Thursday, April 10, 2014
MILFORD – Voters might have the final say on the teachers’ contract stalemate.
The School Board and the Milford Teachers Association are petitioning state Superior Court to hold a special meeting on a factfinder’s recommendations.
The two sides have been negotiating since last August and in December reached an impasse on two issues.
The first was the board’s proposal to create a Group 3 for health insurance, made up of new employees who would have 80 percent of their premiums covered, instead of 85 percent.
Teachers contend that asking people who do the same job to have different levels of health care is unfair.
A second sticking point – that the teachers drop their proposal for a 2.25 percent cost of living adjustment in the contract’s third year – was resolved when teachers accepted that recommendation.
The “special meeting” would require a public hearing June 16, a Deliberative Session on Aug. 4, and then the ballot vote at the Sept. 9 state primary,
The teachers chose to go to fact-finding, and in February the Milford Teachers Association agreed unanimously to accept the factfinder’s nonbinding recommendations: that the School Board drop its proposal to change its health insurance premium coverage so that new employees pay more and that wage increases will be 1.5 percent and 2 percent for years one and two of the contract and 2 percent for year three.
Factfinder Bonnie MacSpiritt compared Milford School District’s school wages, hours and conditions with that of Amherst, Brookline, Hollis-Brookline and Mont Vernon.
The board contends that the district offers very competitive salaries and the third tier is necessary to control the cost of health insurance.
The Teachers Association, which has about 218 members, says more than half its teachers are no longer on the step schedule so they are getting no salary increases while they are burdened with increasing health insurance costs.
At the public hearing and the Deliberative Session voters will see the factfinder’s report and the costs of the three-year contracts.
The School Board voted 3-2 last month to petition Superior Court for the special meeting, based on a petition signed by 96 voters.
Bob Willette and Len Mannino were the dissenters.
The petition is for an emergency special meeting, as defined by state statute.

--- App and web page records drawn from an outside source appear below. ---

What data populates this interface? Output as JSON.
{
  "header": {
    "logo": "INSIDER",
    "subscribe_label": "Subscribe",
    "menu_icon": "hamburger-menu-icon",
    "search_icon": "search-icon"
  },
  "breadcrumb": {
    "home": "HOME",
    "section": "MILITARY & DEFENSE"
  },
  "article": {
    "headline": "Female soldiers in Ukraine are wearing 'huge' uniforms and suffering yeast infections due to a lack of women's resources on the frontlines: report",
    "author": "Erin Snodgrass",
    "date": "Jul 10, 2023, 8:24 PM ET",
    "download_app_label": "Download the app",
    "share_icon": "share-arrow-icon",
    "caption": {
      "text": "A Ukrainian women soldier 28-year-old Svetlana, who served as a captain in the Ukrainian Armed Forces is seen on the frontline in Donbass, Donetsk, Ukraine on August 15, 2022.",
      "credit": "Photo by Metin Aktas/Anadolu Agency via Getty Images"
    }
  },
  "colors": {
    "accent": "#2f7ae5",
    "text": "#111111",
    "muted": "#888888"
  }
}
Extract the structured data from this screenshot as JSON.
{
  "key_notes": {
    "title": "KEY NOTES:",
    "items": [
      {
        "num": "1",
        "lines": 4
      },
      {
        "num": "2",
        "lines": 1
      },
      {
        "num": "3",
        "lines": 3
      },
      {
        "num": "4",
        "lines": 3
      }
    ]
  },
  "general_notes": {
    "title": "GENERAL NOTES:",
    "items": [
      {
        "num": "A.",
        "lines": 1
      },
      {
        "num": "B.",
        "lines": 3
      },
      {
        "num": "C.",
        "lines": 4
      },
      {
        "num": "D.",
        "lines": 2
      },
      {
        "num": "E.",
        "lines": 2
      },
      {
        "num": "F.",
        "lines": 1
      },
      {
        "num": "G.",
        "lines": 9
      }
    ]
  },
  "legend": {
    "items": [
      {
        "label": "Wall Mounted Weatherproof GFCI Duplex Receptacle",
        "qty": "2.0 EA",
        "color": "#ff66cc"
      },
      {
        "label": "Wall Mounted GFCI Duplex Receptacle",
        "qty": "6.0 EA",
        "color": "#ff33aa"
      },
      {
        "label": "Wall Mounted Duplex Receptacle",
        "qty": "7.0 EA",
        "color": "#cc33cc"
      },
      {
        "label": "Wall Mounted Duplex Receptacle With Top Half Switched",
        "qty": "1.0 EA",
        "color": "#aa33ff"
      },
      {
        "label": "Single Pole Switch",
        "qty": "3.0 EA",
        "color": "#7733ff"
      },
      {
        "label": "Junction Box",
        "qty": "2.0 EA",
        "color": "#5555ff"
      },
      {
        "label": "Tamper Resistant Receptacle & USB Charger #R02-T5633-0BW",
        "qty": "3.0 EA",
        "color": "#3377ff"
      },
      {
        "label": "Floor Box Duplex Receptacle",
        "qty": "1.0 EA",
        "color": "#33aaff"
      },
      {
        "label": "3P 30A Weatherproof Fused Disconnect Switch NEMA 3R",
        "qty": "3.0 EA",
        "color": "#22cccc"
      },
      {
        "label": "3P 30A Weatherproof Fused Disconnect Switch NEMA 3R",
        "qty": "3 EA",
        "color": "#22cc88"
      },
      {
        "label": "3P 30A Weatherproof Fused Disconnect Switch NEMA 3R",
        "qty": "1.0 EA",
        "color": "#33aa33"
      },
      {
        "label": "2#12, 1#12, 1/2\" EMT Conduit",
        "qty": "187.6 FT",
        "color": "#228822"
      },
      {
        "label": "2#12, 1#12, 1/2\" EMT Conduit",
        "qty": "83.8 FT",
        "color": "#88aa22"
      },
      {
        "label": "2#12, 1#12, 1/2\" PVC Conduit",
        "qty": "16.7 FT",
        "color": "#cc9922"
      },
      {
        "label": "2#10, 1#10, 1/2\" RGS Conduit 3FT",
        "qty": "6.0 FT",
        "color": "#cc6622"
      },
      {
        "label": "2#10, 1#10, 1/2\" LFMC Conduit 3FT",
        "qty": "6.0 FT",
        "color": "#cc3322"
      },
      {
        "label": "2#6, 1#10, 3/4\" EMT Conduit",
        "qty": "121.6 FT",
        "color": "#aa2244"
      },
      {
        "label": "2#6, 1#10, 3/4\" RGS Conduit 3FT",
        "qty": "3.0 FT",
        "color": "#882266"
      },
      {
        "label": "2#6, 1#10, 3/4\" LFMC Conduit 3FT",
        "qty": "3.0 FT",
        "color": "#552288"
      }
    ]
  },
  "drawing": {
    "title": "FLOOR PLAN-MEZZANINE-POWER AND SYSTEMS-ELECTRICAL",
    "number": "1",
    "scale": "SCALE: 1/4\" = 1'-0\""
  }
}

A regular special meeting would require half the town’s registered voters to vote at the meeting, a highly unlikely occurrence, said board Chairman Paul Dargie.